Written by Sara Quiroz
On January 20 the culinary world lost a visionary chef. Chef Paul Bocuse passed away in the same room where he was born 91 years ago above his main restaurant. The king of nouvelle cuisine, Chef Bocuse received many accolades and opened many restaurants throughout the years. Yet even with all the success he remained humble. Our own Chef Alain Sailhac, Dean Emeritus, recalled when Chef Bocuse stopped by the kitchen at Le Cirque to congratulate him. The two forged a friendship that would last years with Chef Alain stopping to visit whenever he was in Lyon. Chef Paul Bocuse was not only a brilliant chef but a prolific writer, so this month in the library we are highlighting his cookbooks to honor his memory.
Paul Bocuse’s French Cooking is his first book and an absolute classic. This beautiful volume was published in 1977 and includes over 1,000 recipes including 41 omelets! Very classic recipes, methods and preparation include everything from Truffle Soup Elysee to Cassoulet Languedoc Style to French Christmas Pudding. I may have to try my hand at the Poached Pears in Beaujolais. The book even includes the exact menu for the famous luncheon Chef Bocuse prepared for President Valery Giscard d’Estaing at the Elysee Palace – including the wine list. Perfect if you want to throw an unforgettable party.
If you are looking for something more specialized (and lighter to carry home!) we have Bocuse’s Regional French Cooking. When instructor Chef Jose Menendez spotted it in the display, it brought back memories. “This is just classic! Look at these recipes, essential,” he said, leafing through the terrines, gratins and roasts. This light paperback includes more color photos than the previous guide, and rather than dividing by course, it is split up by the regions of France. From the simple seafood of Provence to the Germanic influenced dishes of Alsace, Bocuse offers his take on the traditional foods and preparations of each region.
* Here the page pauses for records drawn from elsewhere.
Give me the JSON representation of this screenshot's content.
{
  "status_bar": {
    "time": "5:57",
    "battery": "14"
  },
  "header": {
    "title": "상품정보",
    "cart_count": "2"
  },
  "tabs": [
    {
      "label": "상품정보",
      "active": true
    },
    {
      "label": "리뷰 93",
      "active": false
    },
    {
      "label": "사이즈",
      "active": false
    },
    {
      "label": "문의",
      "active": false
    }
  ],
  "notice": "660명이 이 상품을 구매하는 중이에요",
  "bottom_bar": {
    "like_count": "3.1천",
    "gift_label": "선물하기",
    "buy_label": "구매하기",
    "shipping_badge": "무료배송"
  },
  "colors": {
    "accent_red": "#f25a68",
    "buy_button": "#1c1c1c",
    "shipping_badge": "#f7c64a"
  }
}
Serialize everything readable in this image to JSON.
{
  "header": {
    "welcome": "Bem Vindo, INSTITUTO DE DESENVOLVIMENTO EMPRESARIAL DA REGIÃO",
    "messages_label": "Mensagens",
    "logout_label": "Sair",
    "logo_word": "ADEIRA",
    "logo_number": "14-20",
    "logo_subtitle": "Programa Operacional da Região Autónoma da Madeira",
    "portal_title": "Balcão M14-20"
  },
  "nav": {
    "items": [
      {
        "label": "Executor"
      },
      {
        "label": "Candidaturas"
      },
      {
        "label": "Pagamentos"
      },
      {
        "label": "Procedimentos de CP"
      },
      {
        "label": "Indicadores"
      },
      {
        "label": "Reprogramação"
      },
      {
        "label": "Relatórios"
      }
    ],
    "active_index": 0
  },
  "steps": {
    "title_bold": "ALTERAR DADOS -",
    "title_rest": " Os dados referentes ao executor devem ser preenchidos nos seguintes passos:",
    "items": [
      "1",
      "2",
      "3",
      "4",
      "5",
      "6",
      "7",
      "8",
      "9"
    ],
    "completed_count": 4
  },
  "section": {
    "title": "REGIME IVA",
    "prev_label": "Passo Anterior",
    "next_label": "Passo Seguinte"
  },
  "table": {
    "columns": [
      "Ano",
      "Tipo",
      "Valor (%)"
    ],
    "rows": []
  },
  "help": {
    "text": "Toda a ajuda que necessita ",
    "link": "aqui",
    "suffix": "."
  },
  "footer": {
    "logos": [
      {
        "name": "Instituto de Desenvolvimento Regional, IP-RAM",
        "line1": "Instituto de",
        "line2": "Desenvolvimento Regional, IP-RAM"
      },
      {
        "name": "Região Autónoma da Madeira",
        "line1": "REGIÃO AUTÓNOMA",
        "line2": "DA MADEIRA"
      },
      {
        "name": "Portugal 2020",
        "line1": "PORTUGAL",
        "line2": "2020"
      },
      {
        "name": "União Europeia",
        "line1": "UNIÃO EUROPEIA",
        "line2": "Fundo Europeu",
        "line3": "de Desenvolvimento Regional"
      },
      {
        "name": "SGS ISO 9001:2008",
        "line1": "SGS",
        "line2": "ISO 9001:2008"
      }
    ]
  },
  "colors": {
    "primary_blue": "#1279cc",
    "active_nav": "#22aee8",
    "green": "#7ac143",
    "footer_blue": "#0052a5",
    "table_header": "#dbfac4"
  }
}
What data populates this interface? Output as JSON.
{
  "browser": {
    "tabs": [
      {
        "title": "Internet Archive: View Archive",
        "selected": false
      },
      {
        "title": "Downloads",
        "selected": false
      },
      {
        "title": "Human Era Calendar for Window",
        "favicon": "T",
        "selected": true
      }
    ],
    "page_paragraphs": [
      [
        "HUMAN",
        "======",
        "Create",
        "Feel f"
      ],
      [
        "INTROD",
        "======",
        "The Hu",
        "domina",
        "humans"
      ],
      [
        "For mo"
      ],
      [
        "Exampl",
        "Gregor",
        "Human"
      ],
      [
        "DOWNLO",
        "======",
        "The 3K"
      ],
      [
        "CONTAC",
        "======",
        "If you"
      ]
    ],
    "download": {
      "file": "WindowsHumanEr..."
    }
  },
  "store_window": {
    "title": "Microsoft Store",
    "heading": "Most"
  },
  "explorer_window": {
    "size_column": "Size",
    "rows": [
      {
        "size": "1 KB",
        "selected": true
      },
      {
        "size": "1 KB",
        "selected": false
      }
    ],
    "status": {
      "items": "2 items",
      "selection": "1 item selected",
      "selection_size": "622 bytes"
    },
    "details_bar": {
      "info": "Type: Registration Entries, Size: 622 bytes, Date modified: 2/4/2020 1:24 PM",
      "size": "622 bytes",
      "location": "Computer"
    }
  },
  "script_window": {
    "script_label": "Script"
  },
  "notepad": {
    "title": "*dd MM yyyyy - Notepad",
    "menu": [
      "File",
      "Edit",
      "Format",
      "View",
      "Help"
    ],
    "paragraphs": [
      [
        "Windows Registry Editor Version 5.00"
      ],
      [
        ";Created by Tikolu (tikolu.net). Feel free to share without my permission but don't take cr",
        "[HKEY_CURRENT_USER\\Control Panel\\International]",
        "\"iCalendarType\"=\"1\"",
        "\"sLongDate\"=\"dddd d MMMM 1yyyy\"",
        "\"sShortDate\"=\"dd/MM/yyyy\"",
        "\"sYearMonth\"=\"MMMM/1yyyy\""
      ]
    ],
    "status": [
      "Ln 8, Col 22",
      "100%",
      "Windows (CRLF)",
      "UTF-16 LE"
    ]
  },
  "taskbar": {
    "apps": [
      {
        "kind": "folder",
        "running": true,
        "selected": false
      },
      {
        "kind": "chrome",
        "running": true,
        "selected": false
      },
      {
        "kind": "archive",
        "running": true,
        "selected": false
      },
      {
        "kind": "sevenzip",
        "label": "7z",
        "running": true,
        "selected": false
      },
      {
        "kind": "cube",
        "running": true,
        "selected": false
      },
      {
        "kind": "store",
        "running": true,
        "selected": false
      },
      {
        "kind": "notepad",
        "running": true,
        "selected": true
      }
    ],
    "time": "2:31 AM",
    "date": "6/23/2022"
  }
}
Of course there is the most from his home of Lyon, but he includes a little something for everyone – appetizer to dessert. Try your hand at the Savory Bacon and Onion Tart or the Provencal Fish Stew – classic Bouillabaisse.
The encyclopedic Complete Bocuse covers everything you need to know from his repertoire. With a beautiful layout and design and easy to follow recipes this 2010 compendium has a wide variety of recipes both savory and sweet. Try his classic Ratatouille, Quiche Lorraine or Coq au Vin and finish everything off with an Iced Cherry Souffle.
The beautiful Alain Ducasse series, My Best includes the top ten favorite recipes of all of his famous culinary friends. Each recipe is beautifully laid out with photo illustrations for each step of the recipe. This may sound like a beginner cookbook, but these are complex recipes from the master chefs of the world. Paul Bocuse is included with My Best: Paul Bocuse. The book opens with a lovely interview giving some insight to the chef. Did you know Paul Bocuse collected mechanical organs? Next are the 10 recipes selected by Paul Bocuse with photo layouts of both the ingredients and each step of the process. Recipes include Macaroni and Cheese, Bresse Chicken Fricassee and Apple Tart.
So stop by the library to pick up a book so you can commemorate the life of this master by recreating one of his recipes.
This blog post was originally published by the International Culinary Center (ICC), founded as The French Culinary Institute (FCI). In 2020, ICE and ICC came together on one strong and dynamic national platform at ICE's campuses in New York City and Los Angeles. Explore your culinary education where the legacy lives on.